Poker is a card game played with chips and requires both skill and luck to win. It has a number of variants, but most are similar in that players bet on the strength of their hands and can use cards from the table to create a winning hand. In addition, bluffing can be an effective strategy in certain situations.
The best way to become a better poker player is to practice. This will help you develop quick instincts, which are crucial for making good decisions in poker. You should also watch other players to learn their tendencies and how they react to various scenarios. This will allow you to predict what they are doing and make adjustments in your own play.
Another important aspect of poker is understanding the odds. This is a concept that applies to any situation in the game, and it involves comparing risk against reward. For example, if your opponent moves all in with a stack that is equal to the pot size, you may want to call it. This is because the chance of getting a good hand is much higher than the risk of failing to get one.

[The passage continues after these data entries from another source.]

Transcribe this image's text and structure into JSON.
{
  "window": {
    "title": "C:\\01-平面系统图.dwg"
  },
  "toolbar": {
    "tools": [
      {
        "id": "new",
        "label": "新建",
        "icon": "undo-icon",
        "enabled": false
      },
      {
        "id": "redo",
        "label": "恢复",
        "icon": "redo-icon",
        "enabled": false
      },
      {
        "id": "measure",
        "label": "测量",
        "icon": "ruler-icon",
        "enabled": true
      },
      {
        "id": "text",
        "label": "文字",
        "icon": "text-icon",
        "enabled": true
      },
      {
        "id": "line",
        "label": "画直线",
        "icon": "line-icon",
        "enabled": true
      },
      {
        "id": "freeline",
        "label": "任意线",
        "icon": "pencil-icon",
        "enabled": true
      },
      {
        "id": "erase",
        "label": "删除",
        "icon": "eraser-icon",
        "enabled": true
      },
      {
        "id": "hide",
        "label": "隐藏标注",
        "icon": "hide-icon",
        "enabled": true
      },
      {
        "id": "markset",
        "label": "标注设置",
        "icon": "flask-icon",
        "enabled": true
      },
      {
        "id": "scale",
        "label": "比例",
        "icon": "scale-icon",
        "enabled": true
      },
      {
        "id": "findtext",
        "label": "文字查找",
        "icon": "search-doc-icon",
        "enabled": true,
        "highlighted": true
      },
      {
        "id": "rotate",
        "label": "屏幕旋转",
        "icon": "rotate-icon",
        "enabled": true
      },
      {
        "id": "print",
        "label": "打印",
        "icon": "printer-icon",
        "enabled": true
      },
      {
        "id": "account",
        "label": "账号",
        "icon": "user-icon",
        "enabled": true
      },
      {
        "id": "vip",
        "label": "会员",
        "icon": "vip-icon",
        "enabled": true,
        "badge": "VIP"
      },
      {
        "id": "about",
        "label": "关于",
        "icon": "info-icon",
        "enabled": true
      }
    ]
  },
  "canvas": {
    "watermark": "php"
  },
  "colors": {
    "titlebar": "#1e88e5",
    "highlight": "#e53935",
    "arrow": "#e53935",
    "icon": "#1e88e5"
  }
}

It is also important to know when to fold. If you have a weak hand, such as a pair of kings, it is often best to check and let your opponents call or raise. This will force them to commit more money than they otherwise would, and it can reduce the amount of bad beats you experience in a given session.